The problem
Keeping every word in place, write out the entries that come next.

Dataset rows describing interfaces:
•••••

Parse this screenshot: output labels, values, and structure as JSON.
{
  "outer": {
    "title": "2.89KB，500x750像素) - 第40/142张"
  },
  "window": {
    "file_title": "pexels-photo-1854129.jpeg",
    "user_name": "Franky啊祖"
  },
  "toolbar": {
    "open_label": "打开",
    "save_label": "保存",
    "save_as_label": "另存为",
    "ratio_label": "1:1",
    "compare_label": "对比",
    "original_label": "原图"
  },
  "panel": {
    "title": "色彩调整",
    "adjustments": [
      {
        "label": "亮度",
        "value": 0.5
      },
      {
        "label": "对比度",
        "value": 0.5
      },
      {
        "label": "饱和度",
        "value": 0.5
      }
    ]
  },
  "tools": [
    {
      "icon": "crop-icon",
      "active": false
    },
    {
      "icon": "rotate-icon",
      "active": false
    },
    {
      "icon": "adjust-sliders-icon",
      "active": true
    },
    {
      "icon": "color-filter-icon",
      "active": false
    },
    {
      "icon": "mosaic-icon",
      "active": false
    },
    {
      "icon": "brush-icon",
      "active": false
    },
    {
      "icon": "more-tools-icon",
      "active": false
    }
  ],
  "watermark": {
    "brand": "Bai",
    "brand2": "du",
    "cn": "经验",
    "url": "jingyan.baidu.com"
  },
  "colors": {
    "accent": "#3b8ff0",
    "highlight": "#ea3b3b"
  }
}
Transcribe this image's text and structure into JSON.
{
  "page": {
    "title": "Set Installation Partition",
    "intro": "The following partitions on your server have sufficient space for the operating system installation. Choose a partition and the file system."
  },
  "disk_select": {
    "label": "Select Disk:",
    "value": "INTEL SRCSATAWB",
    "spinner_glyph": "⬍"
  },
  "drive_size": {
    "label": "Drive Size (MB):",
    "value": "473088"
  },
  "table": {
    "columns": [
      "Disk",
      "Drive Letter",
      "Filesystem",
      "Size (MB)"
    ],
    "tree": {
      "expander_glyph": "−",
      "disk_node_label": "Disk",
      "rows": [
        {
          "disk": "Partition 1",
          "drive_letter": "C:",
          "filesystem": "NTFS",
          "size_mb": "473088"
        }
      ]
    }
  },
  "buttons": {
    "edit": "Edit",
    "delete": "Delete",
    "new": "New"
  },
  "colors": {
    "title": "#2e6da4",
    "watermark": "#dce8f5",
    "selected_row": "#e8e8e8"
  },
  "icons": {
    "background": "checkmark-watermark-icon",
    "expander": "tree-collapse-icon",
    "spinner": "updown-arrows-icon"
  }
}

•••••

Response to this task
Parse this screenshot: output labels, values, and structure as JSON.
{
  "outer": {
    "title": "2.89KB，500x750像素) - 第40/142张"
  },
  "window": {
    "file_title": "pexels-photo-1854129.jpeg",
    "user_name": "Franky啊祖"
  },
  "toolbar": {
    "open_label": "打开",
    "save_label": "保存",
    "save_as_label": "另存为",
    "ratio_label": "1:1",
    "compare_label": "对比",
    "original_label": "原图"
  },
  "panel": {
    "title": "色彩调整",
    "adjustments": [
      {
        "label": "亮度",
        "value": 0.5
      },
      {
        "label": "对比度",
        "value": 0.5
      },
      {
        "label": "饱和度",
        "value": 0.5
      }
    ]
  },
  "tools": [
    {
      "icon": "crop-icon",
      "active": false
    },
    {
      "icon": "rotate-icon",
      "active": false
    },
    {
      "icon": "adjust-sliders-icon",
      "active": true
    },
    {
      "icon": "color-filter-icon",
      "active": false
    },
    {
      "icon": "mosaic-icon",
      "active": false
    },
    {
      "icon": "brush-icon",
      "active": false
    },
    {
      "icon": "more-tools-icon",
      "active": false
    }
  ],
  "watermark": {
    "brand": "Bai",
    "brand2": "du",
    "cn": "经验",
    "url": "jingyan.baidu.com"
  },
  "colors": {
    "accent": "#3b8ff0",
    "highlight": "#ea3b3b"
  }
}
Transcribe this image's text and structure into JSON.
{
  "page": {
    "title": "Set Installation Partition",
    "intro": "The following partitions on your server have sufficient space for the operating system installation. Choose a partition and the file system."
  },
  "disk_select": {
    "label": "Select Disk:",
    "value": "INTEL SRCSATAWB",
    "spinner_glyph": "⬍"
  },
  "drive_size": {
    "label": "Drive Size (MB):",
    "value": "473088"
  },
  "table": {
    "columns": [
      "Disk",
      "Drive Letter",
      "Filesystem",
      "Size (MB)"
    ],
    "tree": {
      "expander_glyph": "−",
      "disk_node_label": "Disk",
      "rows": [
        {
          "disk": "Partition 1",
          "drive_letter": "C:",
          "filesystem": "NTFS",
          "size_mb": "473088"
        }
      ]
    }
  },
  "buttons": {
    "edit": "Edit",
    "delete": "Delete",
    "new": "New"
  },
  "colors": {
    "title": "#2e6da4",
    "watermark": "#dce8f5",
    "selected_row": "#e8e8e8"
  },
  "icons": {
    "background": "checkmark-watermark-icon",
    "expander": "tree-collapse-icon",
    "spinner": "updown-arrows-icon"
  }
}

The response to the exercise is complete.